Work item
All lines that hold the string "GFDx" should be copied. Find them in the listing below.

Input
Start of Block
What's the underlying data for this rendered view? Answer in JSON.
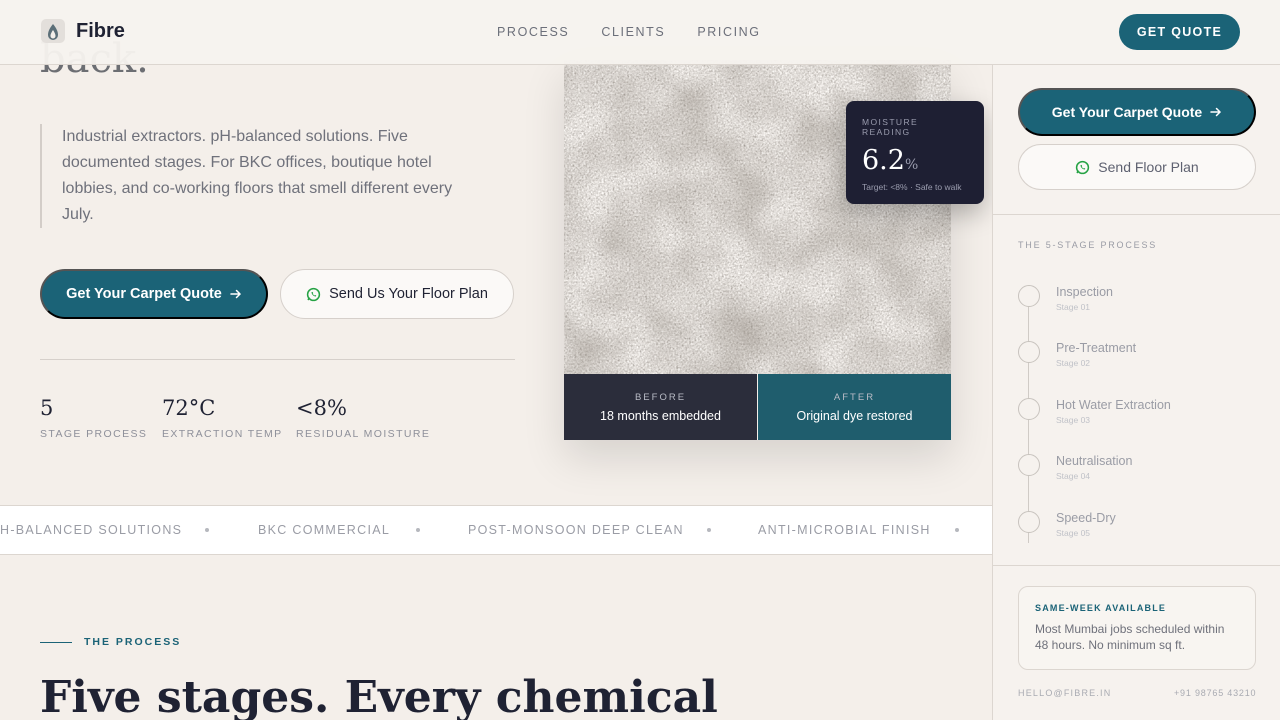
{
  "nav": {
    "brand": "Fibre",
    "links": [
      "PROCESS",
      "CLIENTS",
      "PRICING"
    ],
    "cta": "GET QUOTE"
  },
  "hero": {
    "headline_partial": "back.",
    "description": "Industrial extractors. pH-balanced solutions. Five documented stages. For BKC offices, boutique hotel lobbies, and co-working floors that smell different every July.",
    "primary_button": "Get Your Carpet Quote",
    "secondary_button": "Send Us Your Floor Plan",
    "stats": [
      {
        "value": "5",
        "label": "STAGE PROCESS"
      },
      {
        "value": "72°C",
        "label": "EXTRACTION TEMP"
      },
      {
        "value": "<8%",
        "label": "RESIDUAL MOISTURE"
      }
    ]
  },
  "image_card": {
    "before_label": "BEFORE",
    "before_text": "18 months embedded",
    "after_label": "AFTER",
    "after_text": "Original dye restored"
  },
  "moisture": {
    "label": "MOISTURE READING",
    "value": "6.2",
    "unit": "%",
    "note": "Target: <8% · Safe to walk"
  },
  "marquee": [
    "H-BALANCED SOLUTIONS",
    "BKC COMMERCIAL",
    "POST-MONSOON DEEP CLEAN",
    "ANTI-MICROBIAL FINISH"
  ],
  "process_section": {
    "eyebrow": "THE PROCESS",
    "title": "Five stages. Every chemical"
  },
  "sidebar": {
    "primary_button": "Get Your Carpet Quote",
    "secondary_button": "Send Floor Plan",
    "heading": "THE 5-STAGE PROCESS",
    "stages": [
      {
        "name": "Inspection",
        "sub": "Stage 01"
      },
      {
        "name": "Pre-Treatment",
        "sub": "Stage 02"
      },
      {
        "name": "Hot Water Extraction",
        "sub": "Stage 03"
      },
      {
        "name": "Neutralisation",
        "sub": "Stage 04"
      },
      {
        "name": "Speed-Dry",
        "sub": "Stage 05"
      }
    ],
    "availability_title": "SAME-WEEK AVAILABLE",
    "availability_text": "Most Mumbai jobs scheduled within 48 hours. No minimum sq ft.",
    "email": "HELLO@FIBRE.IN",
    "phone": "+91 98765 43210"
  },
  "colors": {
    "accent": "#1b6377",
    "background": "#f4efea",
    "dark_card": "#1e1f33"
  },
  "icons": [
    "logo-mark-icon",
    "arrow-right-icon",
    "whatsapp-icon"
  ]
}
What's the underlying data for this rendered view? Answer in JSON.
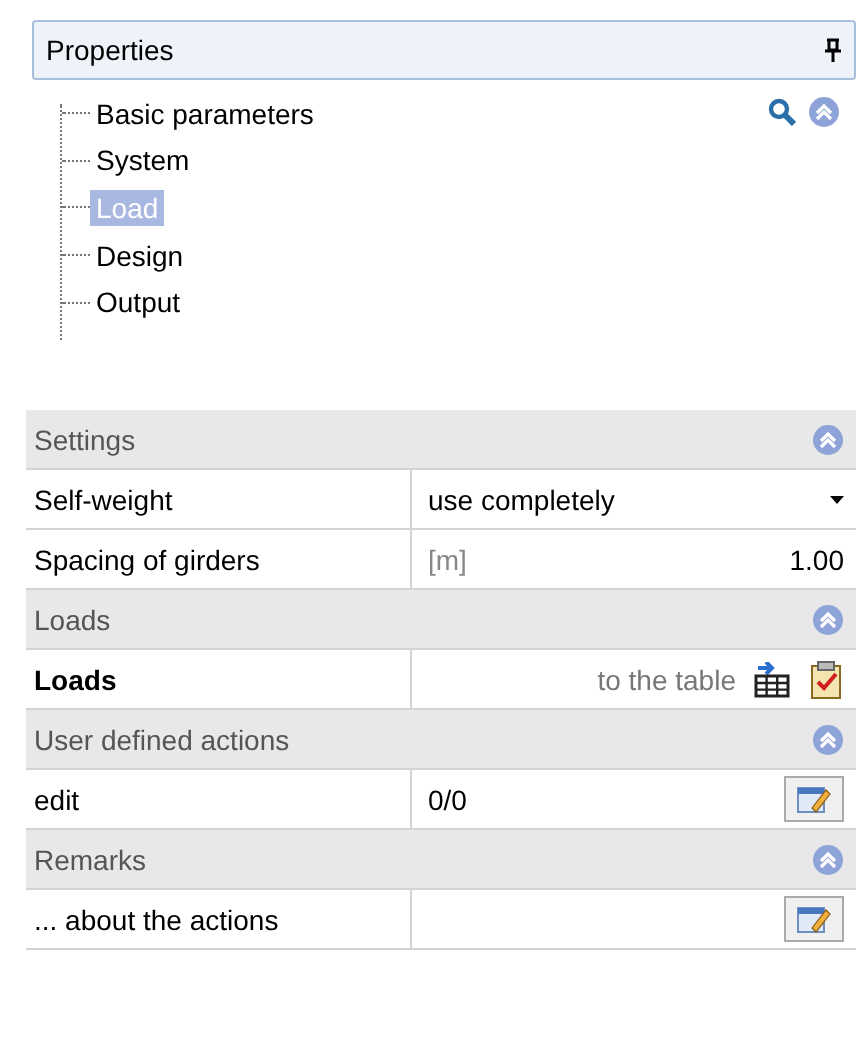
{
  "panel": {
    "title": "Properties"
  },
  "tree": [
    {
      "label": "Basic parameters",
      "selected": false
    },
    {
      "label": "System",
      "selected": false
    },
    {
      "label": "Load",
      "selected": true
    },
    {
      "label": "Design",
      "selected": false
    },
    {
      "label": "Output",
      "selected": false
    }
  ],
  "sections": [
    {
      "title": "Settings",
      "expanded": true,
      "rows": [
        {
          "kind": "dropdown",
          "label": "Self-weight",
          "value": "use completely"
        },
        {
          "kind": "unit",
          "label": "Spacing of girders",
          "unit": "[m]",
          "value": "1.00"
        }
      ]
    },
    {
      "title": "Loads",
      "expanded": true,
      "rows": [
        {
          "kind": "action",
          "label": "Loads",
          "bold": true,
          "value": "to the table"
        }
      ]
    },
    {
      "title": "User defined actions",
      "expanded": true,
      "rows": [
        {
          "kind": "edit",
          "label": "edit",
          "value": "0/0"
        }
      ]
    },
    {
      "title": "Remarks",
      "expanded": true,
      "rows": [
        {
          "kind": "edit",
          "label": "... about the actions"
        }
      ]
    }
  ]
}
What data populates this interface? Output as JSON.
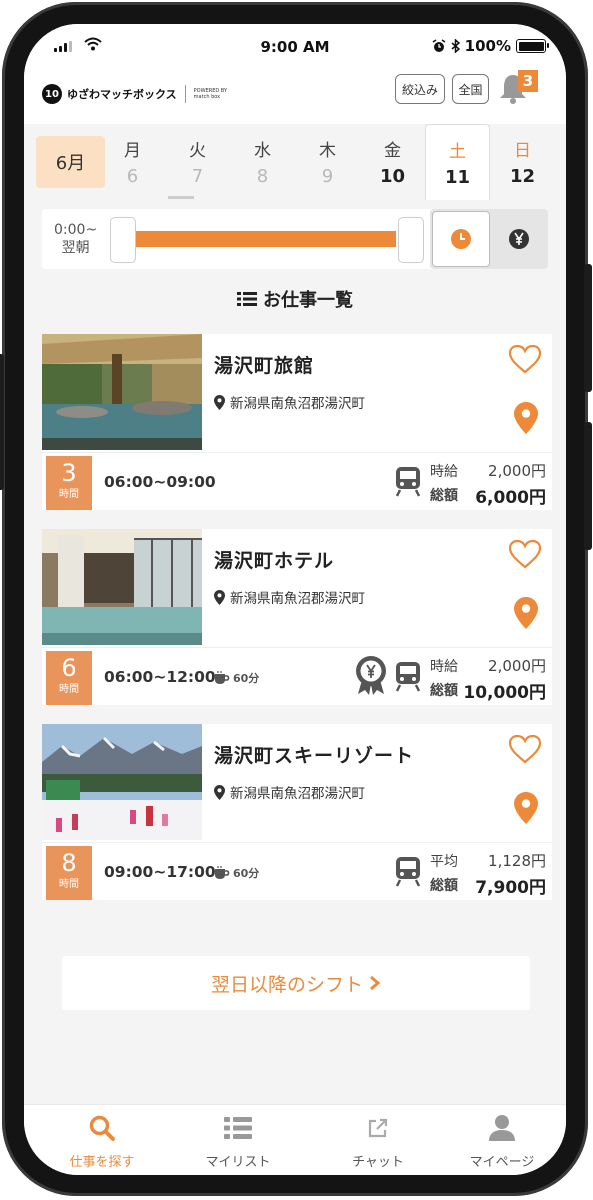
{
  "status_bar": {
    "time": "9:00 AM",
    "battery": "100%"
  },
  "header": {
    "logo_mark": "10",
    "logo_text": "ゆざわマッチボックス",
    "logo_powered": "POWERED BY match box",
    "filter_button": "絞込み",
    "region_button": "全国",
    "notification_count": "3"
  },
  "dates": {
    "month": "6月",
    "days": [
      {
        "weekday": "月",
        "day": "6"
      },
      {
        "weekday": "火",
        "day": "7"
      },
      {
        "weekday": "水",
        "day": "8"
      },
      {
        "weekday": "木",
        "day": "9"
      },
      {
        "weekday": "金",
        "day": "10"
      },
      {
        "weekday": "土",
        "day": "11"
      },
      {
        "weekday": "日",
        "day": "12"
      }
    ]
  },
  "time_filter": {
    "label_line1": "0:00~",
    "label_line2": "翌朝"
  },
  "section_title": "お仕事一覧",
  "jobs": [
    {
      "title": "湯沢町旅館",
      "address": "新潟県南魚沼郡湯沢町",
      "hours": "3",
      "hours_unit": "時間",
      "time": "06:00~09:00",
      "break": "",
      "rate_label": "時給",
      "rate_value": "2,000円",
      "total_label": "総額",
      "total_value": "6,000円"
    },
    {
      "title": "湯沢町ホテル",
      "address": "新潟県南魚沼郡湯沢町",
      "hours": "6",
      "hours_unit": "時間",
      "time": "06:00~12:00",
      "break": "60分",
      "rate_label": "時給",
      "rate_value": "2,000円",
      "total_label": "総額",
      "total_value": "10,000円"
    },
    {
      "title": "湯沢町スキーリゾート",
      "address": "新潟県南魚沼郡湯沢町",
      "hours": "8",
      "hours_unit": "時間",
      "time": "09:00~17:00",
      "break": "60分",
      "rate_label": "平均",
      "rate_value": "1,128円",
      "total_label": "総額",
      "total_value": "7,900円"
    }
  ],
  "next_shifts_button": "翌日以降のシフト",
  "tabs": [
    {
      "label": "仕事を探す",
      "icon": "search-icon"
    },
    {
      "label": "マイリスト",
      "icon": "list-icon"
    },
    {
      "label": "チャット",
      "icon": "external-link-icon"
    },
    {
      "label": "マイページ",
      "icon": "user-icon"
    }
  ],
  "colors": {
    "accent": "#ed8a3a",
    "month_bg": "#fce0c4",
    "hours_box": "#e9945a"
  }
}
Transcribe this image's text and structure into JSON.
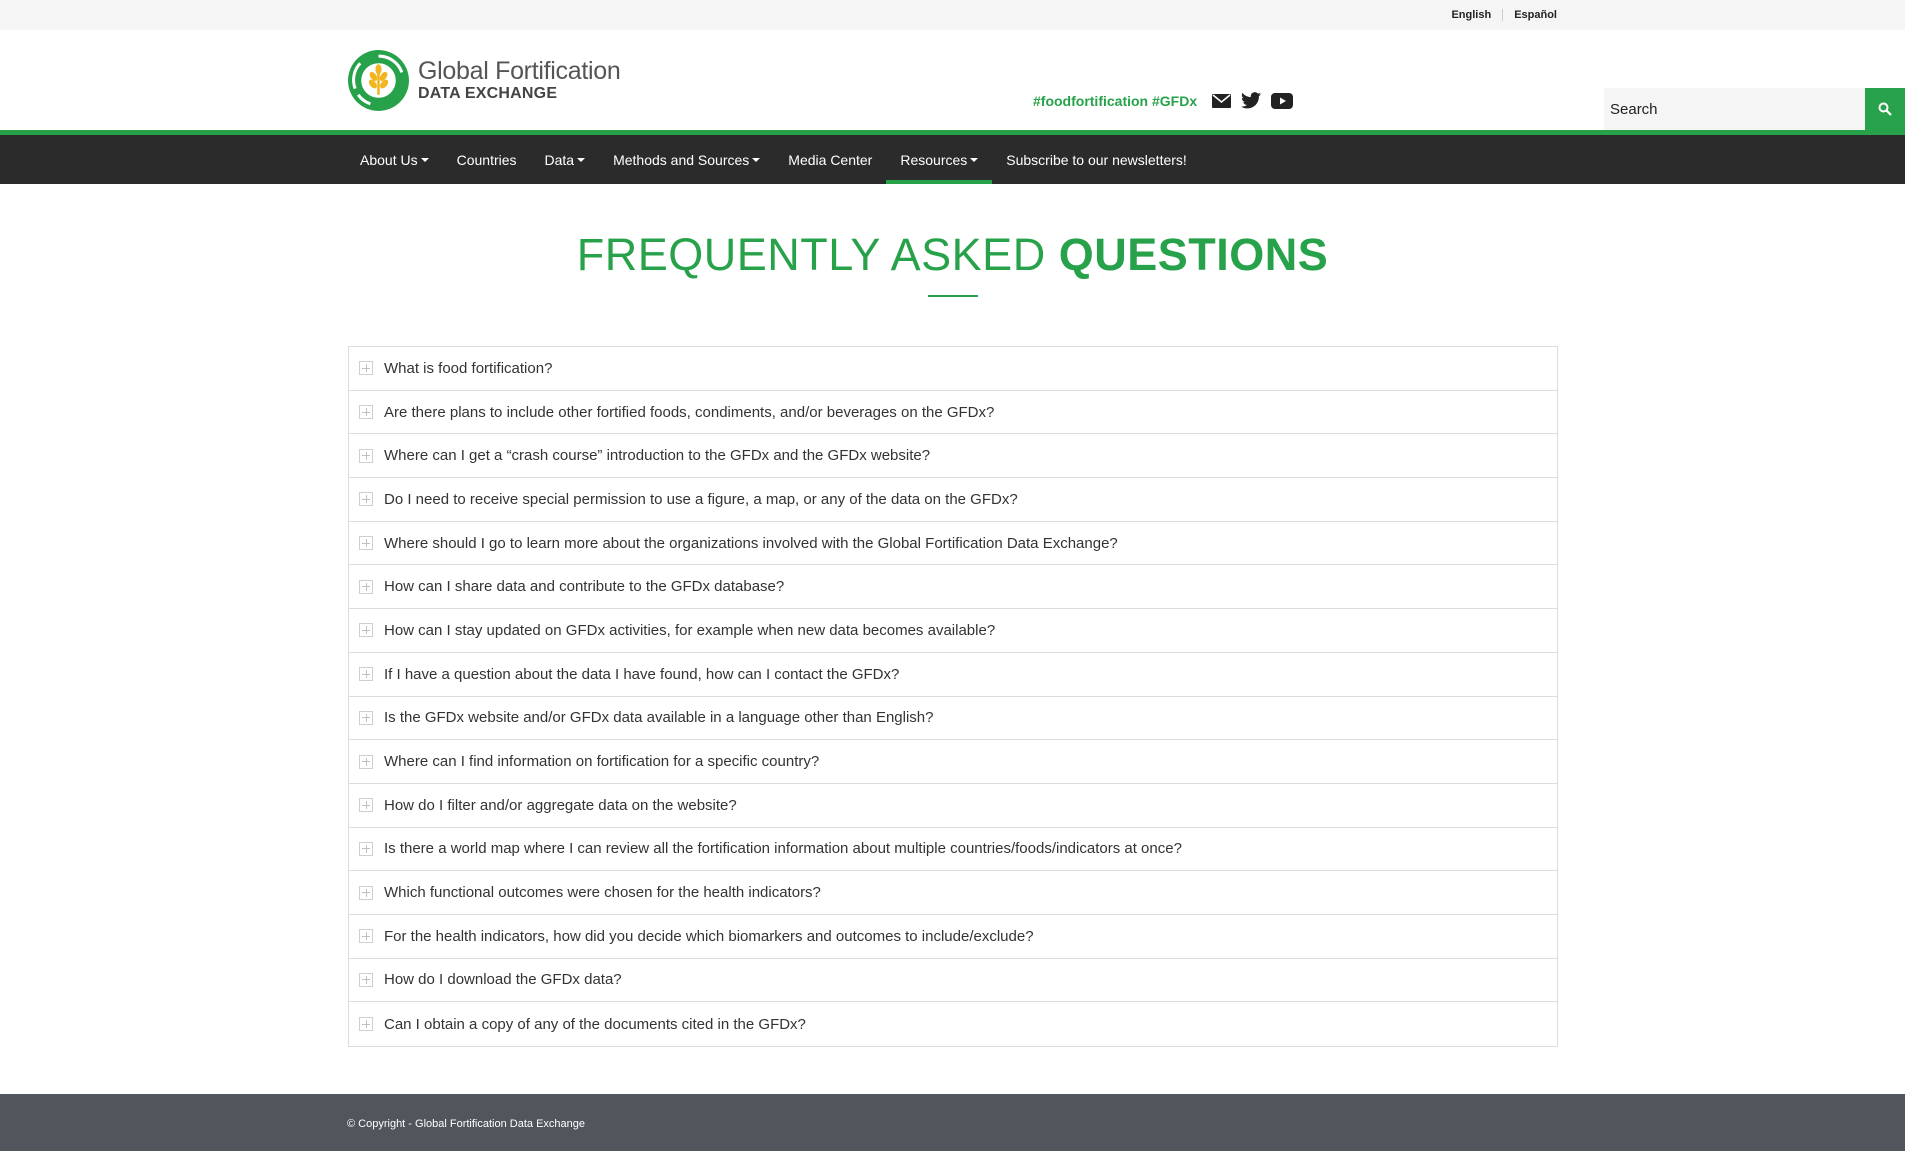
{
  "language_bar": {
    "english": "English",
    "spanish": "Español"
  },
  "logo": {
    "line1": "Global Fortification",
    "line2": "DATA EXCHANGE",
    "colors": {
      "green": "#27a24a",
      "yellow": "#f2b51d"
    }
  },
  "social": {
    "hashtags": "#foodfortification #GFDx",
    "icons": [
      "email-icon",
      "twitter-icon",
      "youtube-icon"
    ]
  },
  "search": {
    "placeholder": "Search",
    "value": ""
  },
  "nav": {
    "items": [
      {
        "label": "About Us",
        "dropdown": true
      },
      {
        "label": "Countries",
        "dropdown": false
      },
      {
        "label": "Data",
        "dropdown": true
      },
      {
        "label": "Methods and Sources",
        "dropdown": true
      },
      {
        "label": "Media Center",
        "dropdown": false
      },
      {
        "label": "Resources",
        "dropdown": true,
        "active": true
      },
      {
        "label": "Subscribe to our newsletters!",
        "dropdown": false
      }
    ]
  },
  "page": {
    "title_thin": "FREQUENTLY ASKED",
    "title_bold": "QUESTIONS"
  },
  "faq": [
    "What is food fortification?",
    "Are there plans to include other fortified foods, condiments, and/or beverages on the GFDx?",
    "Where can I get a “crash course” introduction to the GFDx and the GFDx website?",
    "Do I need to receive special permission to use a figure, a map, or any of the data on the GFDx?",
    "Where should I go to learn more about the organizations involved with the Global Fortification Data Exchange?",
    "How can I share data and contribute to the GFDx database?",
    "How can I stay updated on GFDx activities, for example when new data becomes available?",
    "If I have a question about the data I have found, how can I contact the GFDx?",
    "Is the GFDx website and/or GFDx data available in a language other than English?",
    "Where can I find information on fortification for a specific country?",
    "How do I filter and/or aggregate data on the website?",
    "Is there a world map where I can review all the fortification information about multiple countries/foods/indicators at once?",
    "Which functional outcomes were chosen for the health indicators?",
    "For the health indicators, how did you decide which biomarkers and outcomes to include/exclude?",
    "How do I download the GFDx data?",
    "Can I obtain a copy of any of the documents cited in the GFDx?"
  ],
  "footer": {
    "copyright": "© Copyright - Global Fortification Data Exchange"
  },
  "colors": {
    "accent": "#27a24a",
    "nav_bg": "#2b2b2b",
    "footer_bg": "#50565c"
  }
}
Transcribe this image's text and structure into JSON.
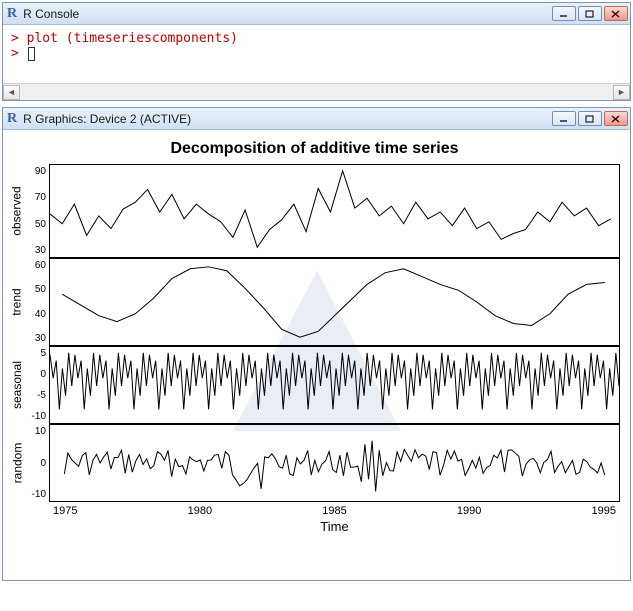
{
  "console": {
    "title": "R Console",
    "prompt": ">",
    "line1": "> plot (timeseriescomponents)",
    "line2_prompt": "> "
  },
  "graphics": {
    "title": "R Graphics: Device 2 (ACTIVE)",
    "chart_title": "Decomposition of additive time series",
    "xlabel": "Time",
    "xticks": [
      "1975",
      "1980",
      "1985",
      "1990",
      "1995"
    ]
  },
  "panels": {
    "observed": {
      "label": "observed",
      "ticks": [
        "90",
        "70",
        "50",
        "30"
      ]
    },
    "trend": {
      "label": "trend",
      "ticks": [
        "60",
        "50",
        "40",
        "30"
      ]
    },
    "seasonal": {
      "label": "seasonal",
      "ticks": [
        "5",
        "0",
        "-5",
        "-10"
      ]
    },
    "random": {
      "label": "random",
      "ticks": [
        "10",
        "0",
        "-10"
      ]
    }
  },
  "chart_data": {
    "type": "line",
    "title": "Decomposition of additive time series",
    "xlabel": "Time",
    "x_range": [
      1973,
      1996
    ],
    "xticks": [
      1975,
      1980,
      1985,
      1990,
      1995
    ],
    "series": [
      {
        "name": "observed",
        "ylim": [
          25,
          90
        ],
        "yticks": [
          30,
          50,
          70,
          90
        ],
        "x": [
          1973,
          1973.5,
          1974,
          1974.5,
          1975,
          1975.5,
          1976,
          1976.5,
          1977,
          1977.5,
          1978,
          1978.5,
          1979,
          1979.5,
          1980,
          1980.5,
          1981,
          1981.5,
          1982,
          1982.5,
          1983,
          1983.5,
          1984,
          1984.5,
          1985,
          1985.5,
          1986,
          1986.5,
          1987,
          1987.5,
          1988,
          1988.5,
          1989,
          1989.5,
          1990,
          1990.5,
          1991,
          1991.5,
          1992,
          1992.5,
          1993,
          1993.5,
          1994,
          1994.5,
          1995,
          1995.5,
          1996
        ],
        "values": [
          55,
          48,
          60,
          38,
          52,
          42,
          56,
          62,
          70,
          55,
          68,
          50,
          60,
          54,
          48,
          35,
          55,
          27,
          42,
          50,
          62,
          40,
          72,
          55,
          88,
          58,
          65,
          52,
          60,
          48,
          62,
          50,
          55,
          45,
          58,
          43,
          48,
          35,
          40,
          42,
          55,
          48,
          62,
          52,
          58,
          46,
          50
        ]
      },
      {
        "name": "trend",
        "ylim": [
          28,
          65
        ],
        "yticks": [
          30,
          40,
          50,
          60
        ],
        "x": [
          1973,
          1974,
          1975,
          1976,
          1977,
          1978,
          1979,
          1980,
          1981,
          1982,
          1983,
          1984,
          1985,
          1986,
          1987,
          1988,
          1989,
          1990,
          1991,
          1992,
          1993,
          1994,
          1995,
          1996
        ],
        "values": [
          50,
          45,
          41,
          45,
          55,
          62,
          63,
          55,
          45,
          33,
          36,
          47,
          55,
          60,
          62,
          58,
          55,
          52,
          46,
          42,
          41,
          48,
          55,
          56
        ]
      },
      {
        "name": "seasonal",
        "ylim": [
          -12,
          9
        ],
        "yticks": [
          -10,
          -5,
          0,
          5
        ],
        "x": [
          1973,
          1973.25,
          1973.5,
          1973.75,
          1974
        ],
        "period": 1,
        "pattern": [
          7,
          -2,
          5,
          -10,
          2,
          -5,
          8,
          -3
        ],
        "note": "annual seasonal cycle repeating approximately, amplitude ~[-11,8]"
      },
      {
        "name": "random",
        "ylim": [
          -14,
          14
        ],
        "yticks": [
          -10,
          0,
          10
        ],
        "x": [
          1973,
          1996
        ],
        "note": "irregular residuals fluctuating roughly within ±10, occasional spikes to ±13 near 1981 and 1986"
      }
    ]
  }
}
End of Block
Task answer
    "hashtags": "#foodfortification #GFDx",
    "Are there plans to include other fortified foods, condiments, and/or beverages on the GFDx?",
    "Where can I get a “crash course” introduction to the GFDx and the GFDx website?",
    "Do I need to receive special permission to use a figure, a map, or any of the data on the GFDx?",
    "How can I share data and contribute to the GFDx database?",
    "How can I stay updated on GFDx activities, for example when new data becomes available?",
    "If I have a question about the data I have found, how can I contact the GFDx?",
    "Is the GFDx website and/or GFDx data available in a language other than English?",
    "How do I download the GFDx data?",
    "Can I obtain a copy of any of the documents cited in the GFDx?"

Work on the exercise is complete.